Matthew S. McGlone et al., “Contamination and Camouflage in Euphemisms,” 73 Communication Monograph 261 (2007)

Jennifer Medina et al., “Actresses, Business Leaders and Other Wealthy Parents Charged in U.S. College Entry Fraud,” New York Times, March 12, 2019, at https://www.nytimes.com/2019/03/12/us/college-admissions-cheating-scandal.html.

Celia Moore & Francesca Gino, “Ethically Adrift: How Others Pull Our Moral Compass from True North, and How We Can Fix It,” 33 Research in Organizational Behavior 53 (2013).

Matthew Ormseth, “Lori Loughlin Always Insisted She was Innocent in Admissions Scandal. Why Change Now?” Los Angeles Times, May 21, 2020, at https://www.latimes.com/california/story/2020-05-21/lori-loughlin-maintained-she-was-innocent-and-being-mistreated-why-change-now.

Ralph Slovenko, “Euphemisms,” 33 Journal of Psychiatry & Law 533 (2005).

Webster’s New Collegiate Dictionary (1976).


Related Ethics Unwrapped Videos

Behavioral Ethics:  https://ethicsunwrapped.utexas.edu/glossary/behavioral-ethics

Conformity Bias:  https://ethicsunwrapped.utexas.edu/video/conformity-bias

Incrementalism: https://ethicsunwrapped.utexas.edu/video/incrementalism

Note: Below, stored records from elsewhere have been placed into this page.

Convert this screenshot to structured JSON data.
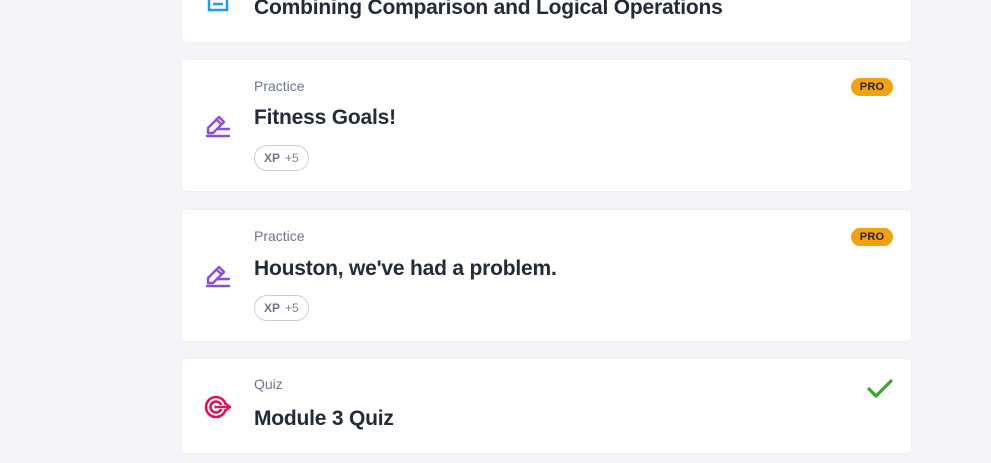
{
  "cards": [
    {
      "type_label": "",
      "title": "Combining Comparison and Logical Operations",
      "icon": "document-icon",
      "icon_color": "#1e9cf0"
    },
    {
      "type_label": "Practice",
      "title": "Fitness Goals!",
      "badge": "PRO",
      "xp_label": "XP",
      "xp_value": "+5",
      "icon": "pencil-icon",
      "icon_color": "#8a4fd8"
    },
    {
      "type_label": "Practice",
      "title": "Houston, we've had a problem.",
      "badge": "PRO",
      "xp_label": "XP",
      "xp_value": "+5",
      "icon": "pencil-icon",
      "icon_color": "#8a4fd8"
    },
    {
      "type_label": "Quiz",
      "title": "Module 3 Quiz",
      "icon": "target-icon",
      "icon_color": "#e0105a",
      "status": "completed",
      "status_icon": "check-icon",
      "status_color": "#3aa823"
    }
  ],
  "colors": {
    "background": "#f2f4f7",
    "pro_badge": "#f2a20d"
  }
}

Self-serving Bias: https://ethicsunwrapped.utexas.edu/video/self-serving-bias